But then Michael Phelps kept on swimming and Barack on kept orating and the heartbeat of the country keeps thumping and …

Just the other day, a little spark hit just the right time.
Joshilyn Jackson, the bestselling Southern writer who needs to figure out how to bottle That Stuff and mass market it, told a room full of people who paid a lot of money to see her talk about what makes for great Web-marketing, said something really nifty and inspirational:

Only YOU, she said, can write the book you’re supposed to write.

Which, she went on to explain in a much more eloquent way, means that we’ve effectively wiped out the competition.

Basically, the way I heard that is this: If reading is supposed to help your writing, then reading should be sort of like watching the Olympics knowing that the next time you go for a dip in the pool, you really don’t have to feel compelled to swim your 100 meters in under a minute (I think I can do 100 meters in about 2 minutes, but that’s when I’m in considerably better shape than I am now). Likewise, watching Barack Obama soaring to his oratorical heights doesn’t really mean anything … unless you happen to be a political junkie who likes to watch a lot of CNN.

All that said, I guess what all this is supposed to mean is that you’re free to decide that an action-packed summer of high-octane reading and full-throttle sporting and political events is just that—the only history that you have to make is the one you write yourself.

Alrighty then.
It feels good to get all that off my chest.
Thanks, everybody.

Now that I’m feeling better, it’s best to get on with it.
After all, I’ve got a novel to promote, THE PLUNDER ROOM, coming out Jan. 20 (now, that’s going to be a huge news day, Inauguration Day), published by Thomas Dunne Books/St. Martin’s Press. http://theplunderroom.blogspot.com/.

The novel took me three months to write (I always say God writes ’em, I type ’em), and three months to get through my wife’s rigorous, loving and generous editing (the editors didn’t change a word in the manuscript). The thing is, after working, bleeding, crying, typing, researching, networking, scrapping, knocking, struggling and bleating for 20 years to get published, I guess it’s okay to take a little vacation from writing.
The other thing, too, is that this summer’s reading and all those Olympian feats of strength and political history left me mentally, emotionally and creatively dyspeptic.

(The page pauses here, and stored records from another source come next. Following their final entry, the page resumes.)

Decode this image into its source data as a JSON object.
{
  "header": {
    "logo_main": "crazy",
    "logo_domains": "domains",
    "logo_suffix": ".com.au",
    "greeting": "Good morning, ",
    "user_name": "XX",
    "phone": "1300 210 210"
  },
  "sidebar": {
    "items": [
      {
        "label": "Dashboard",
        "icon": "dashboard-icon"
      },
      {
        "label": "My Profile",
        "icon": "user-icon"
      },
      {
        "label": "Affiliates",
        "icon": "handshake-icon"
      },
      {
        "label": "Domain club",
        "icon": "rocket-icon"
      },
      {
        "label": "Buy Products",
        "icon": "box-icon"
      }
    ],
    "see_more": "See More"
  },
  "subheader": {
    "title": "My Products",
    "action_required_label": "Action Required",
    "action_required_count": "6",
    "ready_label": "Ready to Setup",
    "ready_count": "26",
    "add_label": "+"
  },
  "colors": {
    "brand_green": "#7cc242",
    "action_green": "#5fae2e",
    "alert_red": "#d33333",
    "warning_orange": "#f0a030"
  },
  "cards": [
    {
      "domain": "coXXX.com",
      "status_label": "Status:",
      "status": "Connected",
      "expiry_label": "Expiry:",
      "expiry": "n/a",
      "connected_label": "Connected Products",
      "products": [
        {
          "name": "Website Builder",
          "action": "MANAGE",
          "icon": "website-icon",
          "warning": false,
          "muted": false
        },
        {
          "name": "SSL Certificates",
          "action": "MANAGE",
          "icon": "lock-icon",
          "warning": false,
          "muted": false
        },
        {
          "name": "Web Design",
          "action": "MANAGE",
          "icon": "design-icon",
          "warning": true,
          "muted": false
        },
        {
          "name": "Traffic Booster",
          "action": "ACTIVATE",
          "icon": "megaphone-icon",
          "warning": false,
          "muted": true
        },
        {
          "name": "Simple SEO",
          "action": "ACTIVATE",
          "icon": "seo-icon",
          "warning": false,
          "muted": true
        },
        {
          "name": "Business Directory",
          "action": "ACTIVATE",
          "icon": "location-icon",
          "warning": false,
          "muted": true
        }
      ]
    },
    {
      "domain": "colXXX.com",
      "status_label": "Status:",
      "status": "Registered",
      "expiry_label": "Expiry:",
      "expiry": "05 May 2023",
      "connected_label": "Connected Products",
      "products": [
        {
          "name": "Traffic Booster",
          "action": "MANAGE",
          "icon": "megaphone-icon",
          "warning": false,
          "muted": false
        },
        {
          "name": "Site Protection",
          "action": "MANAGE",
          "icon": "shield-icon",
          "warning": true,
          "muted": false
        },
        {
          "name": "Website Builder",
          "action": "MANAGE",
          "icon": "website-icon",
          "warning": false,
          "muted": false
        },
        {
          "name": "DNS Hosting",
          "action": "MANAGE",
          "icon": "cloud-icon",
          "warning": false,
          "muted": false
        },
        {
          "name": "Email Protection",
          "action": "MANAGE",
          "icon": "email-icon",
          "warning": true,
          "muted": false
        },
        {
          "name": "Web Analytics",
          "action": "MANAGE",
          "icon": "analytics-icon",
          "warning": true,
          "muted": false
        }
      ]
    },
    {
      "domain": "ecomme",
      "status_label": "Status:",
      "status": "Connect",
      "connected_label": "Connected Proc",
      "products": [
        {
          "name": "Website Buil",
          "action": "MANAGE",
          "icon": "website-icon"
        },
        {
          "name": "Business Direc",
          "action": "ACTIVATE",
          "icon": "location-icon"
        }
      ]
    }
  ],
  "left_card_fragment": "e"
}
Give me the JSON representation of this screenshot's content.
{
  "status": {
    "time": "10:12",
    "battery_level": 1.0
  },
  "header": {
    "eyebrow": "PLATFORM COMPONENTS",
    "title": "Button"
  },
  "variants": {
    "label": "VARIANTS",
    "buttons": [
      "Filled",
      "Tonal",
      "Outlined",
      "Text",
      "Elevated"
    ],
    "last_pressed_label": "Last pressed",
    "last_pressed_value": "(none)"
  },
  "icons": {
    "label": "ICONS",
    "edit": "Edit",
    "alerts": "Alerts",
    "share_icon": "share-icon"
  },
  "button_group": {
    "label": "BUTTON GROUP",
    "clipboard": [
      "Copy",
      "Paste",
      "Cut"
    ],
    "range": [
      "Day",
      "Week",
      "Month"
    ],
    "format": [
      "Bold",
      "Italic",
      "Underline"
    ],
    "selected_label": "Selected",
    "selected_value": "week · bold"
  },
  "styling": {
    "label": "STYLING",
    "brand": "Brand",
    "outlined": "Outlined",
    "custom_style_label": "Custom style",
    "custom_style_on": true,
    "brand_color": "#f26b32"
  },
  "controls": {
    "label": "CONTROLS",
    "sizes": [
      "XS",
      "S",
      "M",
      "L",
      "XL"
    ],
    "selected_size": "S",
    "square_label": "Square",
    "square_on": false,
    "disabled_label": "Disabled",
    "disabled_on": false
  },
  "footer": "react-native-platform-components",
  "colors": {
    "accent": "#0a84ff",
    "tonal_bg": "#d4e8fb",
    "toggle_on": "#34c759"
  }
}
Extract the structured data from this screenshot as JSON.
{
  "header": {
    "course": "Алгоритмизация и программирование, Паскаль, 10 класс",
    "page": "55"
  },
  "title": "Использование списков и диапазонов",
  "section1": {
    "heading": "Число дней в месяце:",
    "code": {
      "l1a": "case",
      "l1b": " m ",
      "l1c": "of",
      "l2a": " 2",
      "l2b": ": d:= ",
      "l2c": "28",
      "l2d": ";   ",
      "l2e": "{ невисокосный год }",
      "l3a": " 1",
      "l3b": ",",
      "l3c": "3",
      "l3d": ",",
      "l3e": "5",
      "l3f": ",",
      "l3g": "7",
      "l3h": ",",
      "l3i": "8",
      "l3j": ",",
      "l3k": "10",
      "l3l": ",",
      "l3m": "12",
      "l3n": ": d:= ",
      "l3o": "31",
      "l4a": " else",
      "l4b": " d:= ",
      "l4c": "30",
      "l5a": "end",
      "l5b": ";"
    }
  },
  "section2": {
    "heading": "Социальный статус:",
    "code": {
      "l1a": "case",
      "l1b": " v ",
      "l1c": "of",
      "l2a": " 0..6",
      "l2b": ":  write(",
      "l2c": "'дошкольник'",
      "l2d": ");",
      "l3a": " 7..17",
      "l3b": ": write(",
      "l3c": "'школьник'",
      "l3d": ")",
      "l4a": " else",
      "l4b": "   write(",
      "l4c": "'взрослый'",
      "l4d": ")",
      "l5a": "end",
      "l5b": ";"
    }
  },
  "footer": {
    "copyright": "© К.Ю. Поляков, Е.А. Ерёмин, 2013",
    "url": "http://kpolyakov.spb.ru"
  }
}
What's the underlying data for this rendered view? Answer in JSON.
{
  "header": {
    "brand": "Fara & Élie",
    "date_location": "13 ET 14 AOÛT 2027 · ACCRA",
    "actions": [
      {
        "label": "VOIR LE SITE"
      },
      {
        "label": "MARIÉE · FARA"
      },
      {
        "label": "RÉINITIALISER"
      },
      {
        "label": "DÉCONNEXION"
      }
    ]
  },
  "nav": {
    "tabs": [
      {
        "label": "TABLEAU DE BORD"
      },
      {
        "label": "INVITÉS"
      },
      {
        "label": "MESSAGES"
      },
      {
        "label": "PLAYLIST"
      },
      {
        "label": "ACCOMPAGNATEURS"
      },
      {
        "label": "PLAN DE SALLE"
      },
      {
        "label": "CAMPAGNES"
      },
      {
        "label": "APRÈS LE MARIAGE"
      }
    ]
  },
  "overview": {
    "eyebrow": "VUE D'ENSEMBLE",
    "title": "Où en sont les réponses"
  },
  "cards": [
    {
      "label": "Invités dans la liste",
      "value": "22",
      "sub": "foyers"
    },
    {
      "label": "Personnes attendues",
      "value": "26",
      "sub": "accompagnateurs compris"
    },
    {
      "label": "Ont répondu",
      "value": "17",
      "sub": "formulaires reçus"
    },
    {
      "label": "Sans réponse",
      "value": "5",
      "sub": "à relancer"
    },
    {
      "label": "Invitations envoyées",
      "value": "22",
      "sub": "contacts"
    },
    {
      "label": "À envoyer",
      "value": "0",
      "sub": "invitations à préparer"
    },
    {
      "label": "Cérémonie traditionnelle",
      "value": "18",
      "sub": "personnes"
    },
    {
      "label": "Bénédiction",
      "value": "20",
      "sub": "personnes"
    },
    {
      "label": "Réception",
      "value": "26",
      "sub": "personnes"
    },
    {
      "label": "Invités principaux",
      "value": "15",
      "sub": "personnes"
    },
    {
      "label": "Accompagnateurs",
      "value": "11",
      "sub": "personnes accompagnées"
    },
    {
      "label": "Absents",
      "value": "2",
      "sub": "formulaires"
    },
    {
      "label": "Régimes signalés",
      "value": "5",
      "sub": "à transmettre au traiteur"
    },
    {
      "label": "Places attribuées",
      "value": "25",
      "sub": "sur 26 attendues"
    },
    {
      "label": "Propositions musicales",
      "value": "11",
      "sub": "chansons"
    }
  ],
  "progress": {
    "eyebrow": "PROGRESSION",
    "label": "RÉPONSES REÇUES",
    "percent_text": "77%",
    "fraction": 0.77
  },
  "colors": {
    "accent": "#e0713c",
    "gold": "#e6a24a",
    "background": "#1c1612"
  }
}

That is, until our dear mutual friend, Karin, gave me a swift kick in the blog.

Feels good to stretch these muscles again.
Kinda makes me wanna go out for a swim, too. In a very short pool.

1 comment:

Anonymous said...

I keep wanting to come to the Handlebar, but hate to drive up the mountain at night.

I will be in Washington Jan 20th to President Obama take office.